— ACTIVITY —
Each entry in the material below should be reproduced exactly.

§

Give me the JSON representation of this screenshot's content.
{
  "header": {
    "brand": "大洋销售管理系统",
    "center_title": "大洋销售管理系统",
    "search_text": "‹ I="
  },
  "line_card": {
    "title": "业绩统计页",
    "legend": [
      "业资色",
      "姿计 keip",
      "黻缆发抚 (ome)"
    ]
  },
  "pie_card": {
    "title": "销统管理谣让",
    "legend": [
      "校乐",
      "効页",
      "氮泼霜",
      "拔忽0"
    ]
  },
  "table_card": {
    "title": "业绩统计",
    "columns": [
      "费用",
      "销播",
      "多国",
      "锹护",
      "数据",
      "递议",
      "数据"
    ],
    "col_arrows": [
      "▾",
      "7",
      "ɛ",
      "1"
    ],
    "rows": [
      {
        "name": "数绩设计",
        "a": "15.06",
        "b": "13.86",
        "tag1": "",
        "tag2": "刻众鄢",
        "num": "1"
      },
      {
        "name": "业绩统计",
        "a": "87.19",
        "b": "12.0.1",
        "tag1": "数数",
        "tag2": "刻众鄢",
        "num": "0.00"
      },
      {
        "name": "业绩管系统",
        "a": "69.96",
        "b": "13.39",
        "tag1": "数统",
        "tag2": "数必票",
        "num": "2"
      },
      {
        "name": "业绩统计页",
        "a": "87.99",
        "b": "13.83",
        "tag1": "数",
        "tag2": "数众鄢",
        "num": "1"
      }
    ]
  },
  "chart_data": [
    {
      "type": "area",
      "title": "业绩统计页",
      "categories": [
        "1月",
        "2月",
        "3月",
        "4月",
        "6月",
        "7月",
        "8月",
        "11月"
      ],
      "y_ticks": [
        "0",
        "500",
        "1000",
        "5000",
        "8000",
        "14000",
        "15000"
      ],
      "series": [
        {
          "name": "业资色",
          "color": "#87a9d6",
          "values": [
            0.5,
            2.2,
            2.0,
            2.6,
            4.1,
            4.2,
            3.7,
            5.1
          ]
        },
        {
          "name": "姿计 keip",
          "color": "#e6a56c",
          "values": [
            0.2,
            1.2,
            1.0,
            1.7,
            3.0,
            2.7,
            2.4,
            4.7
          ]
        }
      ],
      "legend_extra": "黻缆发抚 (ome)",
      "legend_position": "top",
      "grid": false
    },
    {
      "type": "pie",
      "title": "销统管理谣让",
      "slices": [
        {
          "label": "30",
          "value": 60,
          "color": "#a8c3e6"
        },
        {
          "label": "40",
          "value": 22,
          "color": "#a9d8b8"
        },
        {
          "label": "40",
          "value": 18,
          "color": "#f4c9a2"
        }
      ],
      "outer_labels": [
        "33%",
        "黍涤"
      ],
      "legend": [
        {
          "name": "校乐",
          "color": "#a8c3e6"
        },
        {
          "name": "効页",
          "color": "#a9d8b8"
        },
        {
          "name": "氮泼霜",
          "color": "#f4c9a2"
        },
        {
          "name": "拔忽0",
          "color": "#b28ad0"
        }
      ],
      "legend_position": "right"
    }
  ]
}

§

— TASK OUTPUT —
Give me the JSON representation of this screenshot's content.
{
  "header": {
    "brand": "大洋销售管理系统",
    "center_title": "大洋销售管理系统",
    "search_text": "‹ I="
  },
  "line_card": {
    "title": "业绩统计页",
    "legend": [
      "业资色",
      "姿计 keip",
      "黻缆发抚 (ome)"
    ]
  },
  "pie_card": {
    "title": "销统管理谣让",
    "legend": [
      "校乐",
      "効页",
      "氮泼霜",
      "拔忽0"
    ]
  },
  "table_card": {
    "title": "业绩统计",
    "columns": [
      "费用",
      "销播",
      "多国",
      "锹护",
      "数据",
      "递议",
      "数据"
    ],
    "col_arrows": [
      "▾",
      "7",
      "ɛ",
      "1"
    ],
    "rows": [
      {
        "name": "数绩设计",
        "a": "15.06",
        "b": "13.86",
        "tag1": "",
        "tag2": "刻众鄢",
        "num": "1"
      },
      {
        "name": "业绩统计",
        "a": "87.19",
        "b": "12.0.1",
        "tag1": "数数",
        "tag2": "刻众鄢",
        "num": "0.00"
      },
      {
        "name": "业绩管系统",
        "a": "69.96",
        "b": "13.39",
        "tag1": "数统",
        "tag2": "数必票",
        "num": "2"
      },
      {
        "name": "业绩统计页",
        "a": "87.99",
        "b": "13.83",
        "tag1": "数",
        "tag2": "数众鄢",
        "num": "1"
      }
    ]
  },
  "chart_data": [
    {
      "type": "area",
      "title": "业绩统计页",
      "categories": [
        "1月",
        "2月",
        "3月",
        "4月",
        "6月",
        "7月",
        "8月",
        "11月"
      ],
      "y_ticks": [
        "0",
        "500",
        "1000",
        "5000",
        "8000",
        "14000",
        "15000"
      ],
      "series": [
        {
          "name": "业资色",
          "color": "#87a9d6",
          "values": [
            0.5,
            2.2,
            2.0,
            2.6,
            4.1,
            4.2,
            3.7,
            5.1
          ]
        },
        {
          "name": "姿计 keip",
          "color": "#e6a56c",
          "values": [
            0.2,
            1.2,
            1.0,
            1.7,
            3.0,
            2.7,
            2.4,
            4.7
          ]
        }
      ],
      "legend_extra": "黻缆发抚 (ome)",
      "legend_position": "top",
      "grid": false
    },
    {
      "type": "pie",
      "title": "销统管理谣让",
      "slices": [
        {
          "label": "30",
          "value": 60,
          "color": "#a8c3e6"
        },
        {
          "label": "40",
          "value": 22,
          "color": "#a9d8b8"
        },
        {
          "label": "40",
          "value": 18,
          "color": "#f4c9a2"
        }
      ],
      "outer_labels": [
        "33%",
        "黍涤"
      ],
      "legend": [
        {
          "name": "校乐",
          "color": "#a8c3e6"
        },
        {
          "name": "効页",
          "color": "#a9d8b8"
        },
        {
          "name": "氮泼霜",
          "color": "#f4c9a2"
        },
        {
          "name": "拔忽0",
          "color": "#b28ad0"
        }
      ],
      "legend_position": "right"
    }
  ]
}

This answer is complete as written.